The reason behind the controversy is a study co-authored by Dr Arun Gadra and Dr Archana Diwate, titled 'Promotional Practices of the Pharmaceutical Industry and Implementation Status of Related Regulatory Codes in India'.
The Indian Medical Association (IPA) and pharma industry are at loggerheads after a report mentioned that Prime Minister Narendra Modi warned pharma companies against giving bribes to doctors.
IPA, representing pharma industry, has clarified that no such discussion took place at the meeting, ruling out the possibility of Prime Minister rebuking the companies while IMA isn't convinced. The doctors' body also sought clarification from the PMO.
The reason behind the controversy is a study co-authored by Dr Arun Gadra and Dr Archana Diwate, titled 'Promotional Practices of the Pharmaceutical Industry and Implementation Status of Related Regulatory Codes in India'. It documented unethical practices and failure of regulations while also offering suggestions to improve the exiting regulatory framework.
The study is based on 50 in-depth and mostly anonymous interviews conducted across six cities, primarily involving medical representatives who are the front-line key persons on the field promoting drugs to doctors.
The report highlighted the direct deals between pharma companies and doctors, citing some cases, for instance, where pharma companies pay installments on a doctor's car purchase. There were extreme cases, where a few doctors even 'demand women for entertainment'.
The study's key findings point towards the trends in promotional strategies which have shifted from providing scientific information to doctors to merely focusing on business generation at all costs.
Use of tactics like inducement, emotional appeals, persuasions, serving family members, sponsorship for national and international conferences, pampering doctors, has become the norm. Newer, more innovative methods have come into practice over the years, such as providing prepaid cards, petro-cards, e-vouchers for online shopping on Amazon and Flipkart.
The Prime Minister Office (PMO) too note of several media reports based on the report. The Department of Pharmaceuticals (DoP) called a meeting with pharma companies and other stakeholders and warned that if they don't comply with the Uniform Code of Pharmaceuticals Marketing Practices (UCPMP), the may have to bring a law to rein in such practices.
However, the study did not go down well with IMA.
IMA asked SATHI - the NGO that was behind the report to furnish evidence on the specific charges they made against the doctors who demanded women for entertainment and pharmaceutical companies that sponsored it. They asked government to investigate and take action against the erring doctors and companies, but not to malign the entire medical professional community.

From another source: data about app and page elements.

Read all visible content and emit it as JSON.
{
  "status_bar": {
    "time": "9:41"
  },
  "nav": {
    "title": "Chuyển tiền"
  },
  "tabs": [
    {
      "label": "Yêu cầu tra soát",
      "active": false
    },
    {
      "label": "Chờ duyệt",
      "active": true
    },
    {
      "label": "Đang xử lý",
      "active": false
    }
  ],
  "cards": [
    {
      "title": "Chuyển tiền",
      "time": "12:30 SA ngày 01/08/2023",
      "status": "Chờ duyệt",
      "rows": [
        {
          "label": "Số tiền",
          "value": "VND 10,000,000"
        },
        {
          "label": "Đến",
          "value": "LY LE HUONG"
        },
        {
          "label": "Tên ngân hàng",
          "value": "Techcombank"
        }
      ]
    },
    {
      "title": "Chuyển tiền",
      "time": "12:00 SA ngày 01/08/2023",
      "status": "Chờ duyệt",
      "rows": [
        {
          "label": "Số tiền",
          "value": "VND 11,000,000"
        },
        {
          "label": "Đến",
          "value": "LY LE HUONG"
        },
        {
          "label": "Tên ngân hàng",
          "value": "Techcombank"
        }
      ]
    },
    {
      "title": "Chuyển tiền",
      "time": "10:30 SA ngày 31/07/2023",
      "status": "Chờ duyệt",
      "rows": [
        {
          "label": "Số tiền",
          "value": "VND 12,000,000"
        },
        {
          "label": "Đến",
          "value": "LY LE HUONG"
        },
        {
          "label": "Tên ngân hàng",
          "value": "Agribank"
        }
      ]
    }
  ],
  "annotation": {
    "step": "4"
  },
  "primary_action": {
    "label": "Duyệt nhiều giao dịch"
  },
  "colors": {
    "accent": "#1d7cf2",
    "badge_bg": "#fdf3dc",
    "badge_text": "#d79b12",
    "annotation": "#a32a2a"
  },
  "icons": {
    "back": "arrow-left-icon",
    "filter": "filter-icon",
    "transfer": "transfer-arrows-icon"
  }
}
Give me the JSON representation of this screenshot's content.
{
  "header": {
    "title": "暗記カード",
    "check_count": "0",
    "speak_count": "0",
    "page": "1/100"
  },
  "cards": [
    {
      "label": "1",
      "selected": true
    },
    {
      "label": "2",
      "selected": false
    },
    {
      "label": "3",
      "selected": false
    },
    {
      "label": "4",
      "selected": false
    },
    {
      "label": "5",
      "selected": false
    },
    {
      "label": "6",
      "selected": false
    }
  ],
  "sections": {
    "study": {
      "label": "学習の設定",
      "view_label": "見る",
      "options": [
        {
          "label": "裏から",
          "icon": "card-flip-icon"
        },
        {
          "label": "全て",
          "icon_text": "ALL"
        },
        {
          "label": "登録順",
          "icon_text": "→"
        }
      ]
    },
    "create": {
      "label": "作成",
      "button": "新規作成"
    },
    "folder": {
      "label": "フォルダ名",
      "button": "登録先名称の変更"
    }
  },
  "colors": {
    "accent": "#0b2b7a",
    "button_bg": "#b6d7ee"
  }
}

Some chapters of IMA issued advisories to their fellow members not to accept the any gifts or other inducements from pharmaceutical companies.
Need for Regulation
The Uniform Code of Pharmaceuticals Marketing Practices (UCPMP) to regulate unethical promotional practices is non-functional on the ground. Medical representatives are hardly even aware about the UCPMP, while the study found that around 10 percent to 20 percent doctors follow the mandatory regulatory ethical codes for laid down for medical practitioners.
The government is aware of the rampant corruption in medical field for years, however it still leaves it to voluntary compliance of pharmaceutical companies and doctors.The patient groups have been demanding that it's time the government should give teeth to the existing regulation by making the compliance to UCPMP mandatory.Get access to India's fastest growing financial subscriptions service Moneycontrol Pro for as little as Rs 599 for first year. Use the code "GETPRO". Moneycontrol Pro offers you all the information you need for wealth creation including actionable investment ideas, independent research and insights & analysis For more information, check out the Moneycontrol website or mobile app.